In isolation she seemed – not perfect, he wasn’t that naïve – but, well, a positive romantic prospect. A promising investment of his time. (Why was it that, despite having deliberately avoided any career choices that would put him at risk of becoming even remotely ‘corporate’, his thoughts had suddenly taken on the aspect of an investors’ board meeting?)
Viewed in the context of her life though – her friends, daily routine, ‘hobbies’ and so forth – he immediately saw how it would end: not well for him (or for her, perhaps, but his main concern here was for himself).
It was all too similar, too much like repetition – not of his last relationship, but the one before that. He’d heard somewhere, or read, that life is a series of challenges that repeat continuously until we learn to deal with each one. If so, he didn’t feel at all confident about handling this particular challenge any better than he had five or so years ago.
Largely, no doubt, because he wasn’t at all sure where the problem lay. Or, that is to say, he knew most, if not all, of it lay somewhere inside him – and you can hardly be expected to be objective and analytical about something which is part of your own self, can you?
Even if he couldn’t pin down the problem, however, he could see, all too clearly, how it would play out. Not in any dramatic, or even really externally observable way, but almost entirely below the surface, beneath the hidden anxieties of face, chest, breath.
Terminating at the end of a reasonably long, apparently happy (most of all, somewhere in the middle – they’d have one great summer together, which they’d never be able to recapture, leaving both ultimately doubting their recollection of those months) relationship, with a prolonged, painful, confusing break-up.

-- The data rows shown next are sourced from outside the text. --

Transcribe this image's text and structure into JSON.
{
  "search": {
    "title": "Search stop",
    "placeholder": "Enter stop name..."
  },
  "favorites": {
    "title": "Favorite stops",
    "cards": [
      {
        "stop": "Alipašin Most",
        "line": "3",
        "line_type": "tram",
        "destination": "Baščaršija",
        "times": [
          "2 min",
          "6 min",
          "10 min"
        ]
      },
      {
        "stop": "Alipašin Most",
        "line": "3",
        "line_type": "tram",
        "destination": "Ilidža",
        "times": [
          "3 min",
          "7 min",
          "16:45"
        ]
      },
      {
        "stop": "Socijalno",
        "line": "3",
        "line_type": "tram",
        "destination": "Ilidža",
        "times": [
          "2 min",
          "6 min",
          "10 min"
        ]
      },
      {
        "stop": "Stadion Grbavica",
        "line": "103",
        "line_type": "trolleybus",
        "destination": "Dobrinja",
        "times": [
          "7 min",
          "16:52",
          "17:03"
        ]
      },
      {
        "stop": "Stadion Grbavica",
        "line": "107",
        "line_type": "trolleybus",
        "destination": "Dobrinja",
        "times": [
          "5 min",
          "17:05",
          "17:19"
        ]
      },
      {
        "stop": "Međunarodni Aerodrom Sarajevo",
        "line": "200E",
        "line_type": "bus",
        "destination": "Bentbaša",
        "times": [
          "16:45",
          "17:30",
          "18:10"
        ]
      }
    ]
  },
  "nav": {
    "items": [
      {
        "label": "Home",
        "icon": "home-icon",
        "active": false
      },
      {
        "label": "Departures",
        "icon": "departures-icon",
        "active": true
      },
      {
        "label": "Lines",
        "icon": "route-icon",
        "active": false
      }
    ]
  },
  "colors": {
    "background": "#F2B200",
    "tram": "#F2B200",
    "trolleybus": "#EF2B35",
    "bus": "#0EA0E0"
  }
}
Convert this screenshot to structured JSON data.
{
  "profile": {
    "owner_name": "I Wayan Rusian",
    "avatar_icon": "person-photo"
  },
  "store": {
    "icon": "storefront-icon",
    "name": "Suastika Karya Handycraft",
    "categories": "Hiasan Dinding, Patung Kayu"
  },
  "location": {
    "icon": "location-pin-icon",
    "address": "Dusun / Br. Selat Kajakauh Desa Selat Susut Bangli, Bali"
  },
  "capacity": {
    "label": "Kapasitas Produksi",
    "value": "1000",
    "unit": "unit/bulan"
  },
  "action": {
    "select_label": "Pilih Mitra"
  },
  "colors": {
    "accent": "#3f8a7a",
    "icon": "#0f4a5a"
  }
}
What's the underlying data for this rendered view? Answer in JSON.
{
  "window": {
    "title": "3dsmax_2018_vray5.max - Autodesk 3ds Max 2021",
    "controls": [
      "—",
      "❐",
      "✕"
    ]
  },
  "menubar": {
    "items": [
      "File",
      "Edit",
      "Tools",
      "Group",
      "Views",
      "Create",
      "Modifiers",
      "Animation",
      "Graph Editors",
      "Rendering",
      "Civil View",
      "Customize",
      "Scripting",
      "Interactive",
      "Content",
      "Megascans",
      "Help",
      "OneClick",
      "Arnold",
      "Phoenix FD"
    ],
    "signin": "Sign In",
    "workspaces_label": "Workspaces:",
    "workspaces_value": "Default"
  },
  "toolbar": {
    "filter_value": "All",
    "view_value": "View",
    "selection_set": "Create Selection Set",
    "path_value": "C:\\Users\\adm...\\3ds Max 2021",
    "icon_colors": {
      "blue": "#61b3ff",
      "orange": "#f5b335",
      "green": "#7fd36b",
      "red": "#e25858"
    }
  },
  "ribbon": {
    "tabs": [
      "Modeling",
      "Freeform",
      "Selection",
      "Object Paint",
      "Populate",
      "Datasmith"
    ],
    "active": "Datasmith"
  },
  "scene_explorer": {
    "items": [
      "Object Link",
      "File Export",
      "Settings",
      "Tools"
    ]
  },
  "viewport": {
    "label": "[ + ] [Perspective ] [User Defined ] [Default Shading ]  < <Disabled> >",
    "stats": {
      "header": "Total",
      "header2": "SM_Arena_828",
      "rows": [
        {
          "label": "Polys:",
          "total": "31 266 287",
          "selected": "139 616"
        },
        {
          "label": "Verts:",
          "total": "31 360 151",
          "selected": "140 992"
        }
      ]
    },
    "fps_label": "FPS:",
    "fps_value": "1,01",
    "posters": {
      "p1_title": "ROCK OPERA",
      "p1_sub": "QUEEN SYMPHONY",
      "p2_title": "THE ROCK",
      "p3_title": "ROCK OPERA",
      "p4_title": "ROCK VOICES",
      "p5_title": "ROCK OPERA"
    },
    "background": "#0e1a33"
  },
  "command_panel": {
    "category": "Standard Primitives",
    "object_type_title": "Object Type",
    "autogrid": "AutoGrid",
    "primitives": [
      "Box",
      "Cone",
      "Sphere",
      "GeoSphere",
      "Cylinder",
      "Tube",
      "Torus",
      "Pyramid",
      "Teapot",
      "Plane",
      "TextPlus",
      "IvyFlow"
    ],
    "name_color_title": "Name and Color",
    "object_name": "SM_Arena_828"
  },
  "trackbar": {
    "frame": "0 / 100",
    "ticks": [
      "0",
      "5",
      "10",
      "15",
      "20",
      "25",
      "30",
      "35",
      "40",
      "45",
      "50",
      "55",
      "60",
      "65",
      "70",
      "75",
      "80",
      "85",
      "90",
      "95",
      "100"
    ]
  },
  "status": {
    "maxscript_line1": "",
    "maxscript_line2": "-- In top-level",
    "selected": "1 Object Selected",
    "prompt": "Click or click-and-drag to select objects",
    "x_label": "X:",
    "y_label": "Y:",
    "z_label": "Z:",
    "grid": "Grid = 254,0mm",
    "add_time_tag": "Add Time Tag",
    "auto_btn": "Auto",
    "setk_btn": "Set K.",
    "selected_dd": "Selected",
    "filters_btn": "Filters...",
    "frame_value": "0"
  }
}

He knew that if he tried to retrace this to its roots, he’d arrive right back here, at this moment, where he’d first felt himself withdrawing – self-preservation, that’s what it was – while at the same time powerless to sever the reflex that left him reaching out, grasping, towards her.
This despite knowing (and here he indulged himself in a little self-aggrandisement, rather tragic, he thought; there’s pathos, at least) that they’d never fully combine. Even in those blissful few moments when they’d succeed in convincing one another, and themselves, of their utter devotion, even then, he knew – and would know, deep down – it was already over.
(It should be noted, they’d only at this stage been on three or four dates. And he hadn’t exactly met her friends or observed her ‘in the context of her life’. But he had clicked through a lot of photos on Facebook.)